Taxes can be confusing. The best advice we can give you when talking about tax laws is to speak with your accountant so you can understand the rules to determine precisely what is right to do in your specific situation.
#9: What if I Work in a State Without Income Tax?
Nine states don’t have an income tax. However, even if your home state doesn’t have an income tax, you are still expected to pay this type of tax in states where you work that do.
It is essential to budget accordingly so there are no surprises at tax time. Ensure you have enough to pay what is owed — remember that your accountant is the expert who can assist you.
#10: What Can I Write off as a Travel Nurse?
There are differences depending on if you are a W2 employee or a 1099 contractor. Again, talking with a tax professional is crucial to determine where you fall.
Travel nurses can often deduct the following expenses:
- Travel expenses
- Mileage or gas
- A rental car
- Uniform and equipment expenses
- Continuing education
- Licensing fees
- Some meals
- Contributions to retirement funds and insurance
- Your tax home expenses
#11: Are Per Diems Taxable?
Travel nurses often feel the financial burden of renting during their assignments while maintaining their primary residence. Therefore, agencies give incentives by offering tax-free per diems.
This option is only available for those who can prove they are duplicating expenses.
Before accepting tax-free per diems as part of your compensation benefits, ensure you qualify.
Trusted Nurse Staffing can help you find the perfect assignment and set you up in your new area. However, we are not tax experts.
#12: Can I File My Own Taxes?
The more assignments you have and the more states you work in, the more complicated your taxes become.
A tax advisor can:
- Help you file your taxes — which makes the task easier
- Take away the liability that can fall on you if you make a mistake

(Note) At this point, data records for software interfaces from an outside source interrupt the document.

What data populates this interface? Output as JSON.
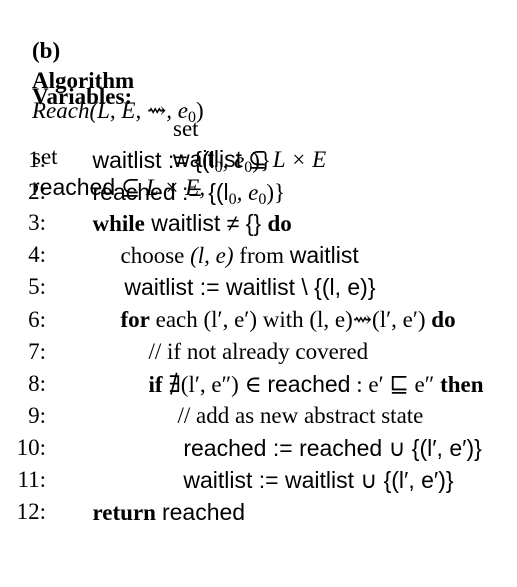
{
  "caption": {
    "label": "(b)",
    "keyword": "Algorithm",
    "name": "Reach",
    "params": "(L, E, ⇝, e",
    "param_sub": "0",
    "close": ")"
  },
  "variables": {
    "keyword": "Variables:",
    "line1_set": "set",
    "line1_name": "reached",
    "line1_rest": " ⊆ L × E,",
    "line2_set": "set",
    "line2_name": "waitlist",
    "line2_rest": " ⊆ L × E"
  },
  "lines": [
    {
      "num": "1:",
      "a": "waitlist := {(l",
      "a_sub": "0",
      "b": ", e",
      "b_sub": "0",
      "c": ")}"
    },
    {
      "num": "2:",
      "a": "reached := {(l",
      "a_sub": "0",
      "b": ", e",
      "b_sub": "0",
      "c": ")}"
    },
    {
      "num": "3:",
      "kw": "while",
      "a": " waitlist ≠ {} ",
      "kw2": "do"
    },
    {
      "num": "4:",
      "a": "choose ",
      "b": "(l, e)",
      "c": " from ",
      "d": "waitlist"
    },
    {
      "num": "5:",
      "a": "waitlist := waitlist \\ {(l, e)}"
    },
    {
      "num": "6:",
      "kw": "for",
      "a": " each (l′, e′) with (l, e)⇝(l′, e′) ",
      "kw2": "do"
    },
    {
      "num": "7:",
      "a": "// if not already covered"
    },
    {
      "num": "8:",
      "kw": "if",
      "a": " ∄(l′, e″) ∈ ",
      "b": "reached",
      "c": " : e′ ⊑ e″ ",
      "kw2": "then"
    },
    {
      "num": "9:",
      "a": "// add as new abstract state"
    },
    {
      "num": "10:",
      "a": "reached := reached ∪ {(l′, e′)}"
    },
    {
      "num": "11:",
      "a": "waitlist := waitlist ∪ {(l′, e′)}"
    },
    {
      "num": "12:",
      "kw": "return",
      "a": "reached"
    }
  ]
}
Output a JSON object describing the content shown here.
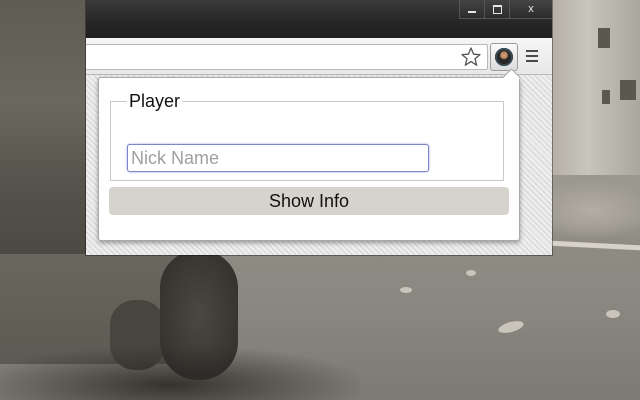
{
  "window": {
    "controls": {
      "minimize_icon": "minimize-icon",
      "maximize_icon": "maximize-icon",
      "close_label": "x"
    }
  },
  "toolbar": {
    "omnibox_value": "",
    "star_icon": "star-icon",
    "extension_icon": "player-avatar-icon",
    "menu_icon": "hamburger-menu-icon"
  },
  "popup": {
    "fieldset_legend": "Player",
    "nick_input": {
      "value": "",
      "placeholder": "Nick Name"
    },
    "show_info_label": "Show Info"
  },
  "colors": {
    "titlebar": "#262626",
    "toolbar": "#ececec",
    "button_bg": "#d6d2cc",
    "input_focus_border": "#7c86c9"
  }
}
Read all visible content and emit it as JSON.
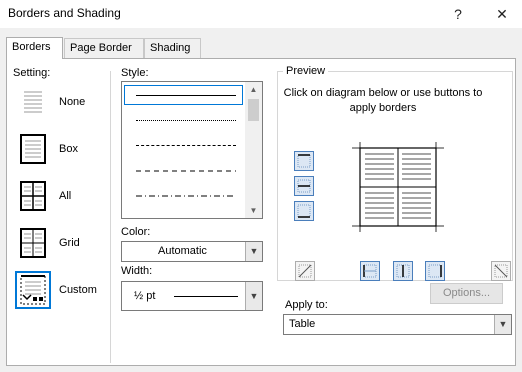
{
  "window": {
    "title": "Borders and Shading",
    "help_glyph": "?",
    "close_glyph": "✕"
  },
  "tabs": [
    {
      "label": "Borders",
      "active": true
    },
    {
      "label": "Page Border",
      "active": false
    },
    {
      "label": "Shading",
      "active": false
    }
  ],
  "setting": {
    "label": "Setting:",
    "items": [
      {
        "label": "None",
        "icon": "setting-none-icon",
        "selected": false
      },
      {
        "label": "Box",
        "icon": "setting-box-icon",
        "selected": false
      },
      {
        "label": "All",
        "icon": "setting-all-icon",
        "selected": false
      },
      {
        "label": "Grid",
        "icon": "setting-grid-icon",
        "selected": false
      },
      {
        "label": "Custom",
        "icon": "setting-custom-icon",
        "selected": true
      }
    ]
  },
  "style": {
    "label": "Style:",
    "options": [
      "solid",
      "dotted",
      "dashed-small",
      "dashed-large",
      "dash-dot",
      "dash-dot-dot"
    ],
    "selected": "solid"
  },
  "color": {
    "label": "Color:",
    "value": "Automatic"
  },
  "width": {
    "label": "Width:",
    "value": "½ pt"
  },
  "preview": {
    "label": "Preview",
    "instruction": "Click on diagram below or use buttons to apply borders",
    "border_buttons": [
      {
        "name": "top-border",
        "active": true
      },
      {
        "name": "inside-horizontal-border",
        "active": true
      },
      {
        "name": "bottom-border",
        "active": true
      },
      {
        "name": "diagonal-down-border",
        "active": false
      },
      {
        "name": "left-border",
        "active": true
      },
      {
        "name": "inside-vertical-border",
        "active": true
      },
      {
        "name": "right-border",
        "active": true
      },
      {
        "name": "diagonal-up-border",
        "active": false
      }
    ]
  },
  "apply_to": {
    "label": "Apply to:",
    "value": "Table"
  },
  "options_button": {
    "label": "Options...",
    "enabled": false
  },
  "colors": {
    "accent": "#0078d7",
    "preview_button_bg": "#dce7f4",
    "preview_button_border": "#4a7ebb"
  }
}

- Ensure you understand your original contract
- Contact payroll offices and agencies when needed
- Help you stay organized
- Make life easier when you have to file in multiple states
Don’t tackle this task alone; tax professionals are ready to assist you.
#13: How Long Should I Keep My Tax Records?
According to the IRS, the period of limitations that apply to income tax returns can vary.
The IRS website says that you must keep records:
- For three years if situations (4), (5), and (6) below do not apply to you.
- For three years from the date you filed your original return or two years from the date you paid the tax, whichever is later if you file a claim for credit or refund after you file your return.
- For seven years, if you file a claim for a loss from worthless securities or bad debt deduction.
- For six years, if you do not report income that you should report, and it is more than 25% of the gross income shown on your return.
- Indefinitely if you do not file a return.
- Indefinitely if you file a fraudulent return.
- Keep employment tax records for at least 4 years after the date that the tax becomes due or is paid, whichever is later.
#14: Can Travel Nurses Get Audited?
Generally, people are at a higher risk of getting audited when they have high expenses and a low income. In these situations, the IRS tends to wonder how you can afford your lifestyle.
Working with a tax professional who understands the travel nursing career is always your best bet. Travel nurse staffing agencies can help you with your assignments, but it is best to leave tax help to the experts.
Trusted Nurse Staffing: Optimize Your Income With Our Flexible Assignments, Top Pay, and Customized Benefits Packages
Knowing what to expect regarding taxes helps you stay calm and collected during tax season. We all know that nursing is stressful — you don’t need to add anything else to your plate.
Although Trusted Nurse Staffing should not be your go-to help for tax advice, as we are not tax professionals, we can do many other things to make your life easier.
Here are some of the top benefits you may experience when working with Trusted Nurse Staffing:
- Enhanced work schedules with flexible assignments
- Increased earning potential with higher rates
- Customized benefit packages
Trusted Nurse Staffing has made finding your dream travel nurse assignment on Pronto easy. Try it for yourself today.